Exercise data below:

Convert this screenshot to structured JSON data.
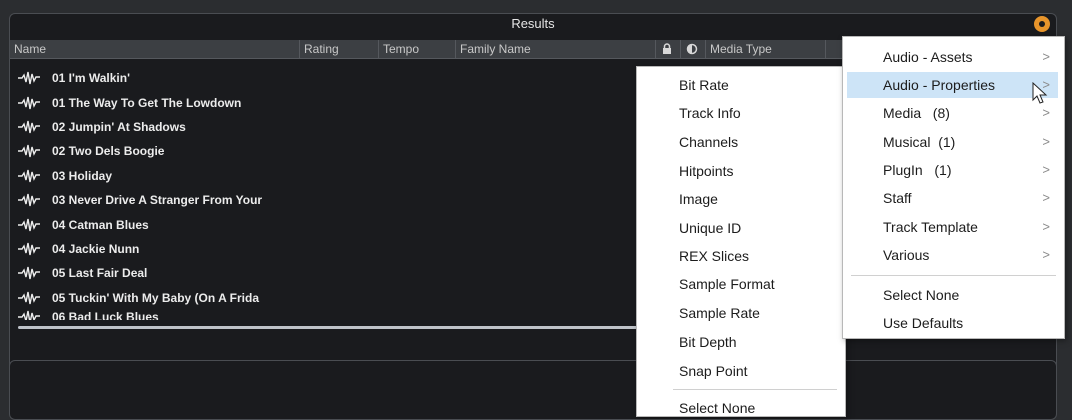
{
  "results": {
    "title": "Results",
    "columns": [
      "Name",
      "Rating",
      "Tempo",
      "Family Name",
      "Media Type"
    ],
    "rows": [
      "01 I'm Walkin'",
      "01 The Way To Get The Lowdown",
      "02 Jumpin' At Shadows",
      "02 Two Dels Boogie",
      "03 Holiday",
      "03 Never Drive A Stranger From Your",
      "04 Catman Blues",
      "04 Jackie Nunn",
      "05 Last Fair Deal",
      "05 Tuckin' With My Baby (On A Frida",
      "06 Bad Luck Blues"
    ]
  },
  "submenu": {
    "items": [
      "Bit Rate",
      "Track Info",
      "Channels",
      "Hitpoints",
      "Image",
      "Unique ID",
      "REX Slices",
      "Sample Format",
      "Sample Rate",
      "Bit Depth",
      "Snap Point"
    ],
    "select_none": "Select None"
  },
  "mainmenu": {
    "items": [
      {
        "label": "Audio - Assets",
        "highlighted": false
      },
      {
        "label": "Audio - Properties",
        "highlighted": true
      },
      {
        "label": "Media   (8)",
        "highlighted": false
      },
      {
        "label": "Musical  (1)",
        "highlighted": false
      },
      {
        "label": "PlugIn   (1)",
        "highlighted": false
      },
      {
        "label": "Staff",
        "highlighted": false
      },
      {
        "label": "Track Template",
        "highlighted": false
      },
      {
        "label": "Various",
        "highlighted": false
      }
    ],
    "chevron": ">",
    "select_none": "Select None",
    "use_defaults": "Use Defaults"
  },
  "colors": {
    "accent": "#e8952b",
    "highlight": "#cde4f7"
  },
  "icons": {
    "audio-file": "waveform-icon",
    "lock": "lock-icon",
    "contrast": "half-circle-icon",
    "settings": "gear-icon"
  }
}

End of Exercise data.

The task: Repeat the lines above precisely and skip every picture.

Result:
Convert this screenshot to structured JSON data.
{
  "results": {
    "title": "Results",
    "columns": [
      "Name",
      "Rating",
      "Tempo",
      "Family Name",
      "Media Type"
    ],
    "rows": [
      "01 I'm Walkin'",
      "01 The Way To Get The Lowdown",
      "02 Jumpin' At Shadows",
      "02 Two Dels Boogie",
      "03 Holiday",
      "03 Never Drive A Stranger From Your",
      "04 Catman Blues",
      "04 Jackie Nunn",
      "05 Last Fair Deal",
      "05 Tuckin' With My Baby (On A Frida",
      "06 Bad Luck Blues"
    ]
  },
  "submenu": {
    "items": [
      "Bit Rate",
      "Track Info",
      "Channels",
      "Hitpoints",
      "Image",
      "Unique ID",
      "REX Slices",
      "Sample Format",
      "Sample Rate",
      "Bit Depth",
      "Snap Point"
    ],
    "select_none": "Select None"
  },
  "mainmenu": {
    "items": [
      {
        "label": "Audio - Assets",
        "highlighted": false
      },
      {
        "label": "Audio - Properties",
        "highlighted": true
      },
      {
        "label": "Media   (8)",
        "highlighted": false
      },
      {
        "label": "Musical  (1)",
        "highlighted": false
      },
      {
        "label": "PlugIn   (1)",
        "highlighted": false
      },
      {
        "label": "Staff",
        "highlighted": false
      },
      {
        "label": "Track Template",
        "highlighted": false
      },
      {
        "label": "Various",
        "highlighted": false
      }
    ],
    "chevron": ">",
    "select_none": "Select None",
    "use_defaults": "Use Defaults"
  },
  "colors": {
    "accent": "#e8952b",
    "highlight": "#cde4f7"
  },
  "icons": {
    "audio-file": "waveform-icon",
    "lock": "lock-icon",
    "contrast": "half-circle-icon",
    "settings": "gear-icon"
  }
}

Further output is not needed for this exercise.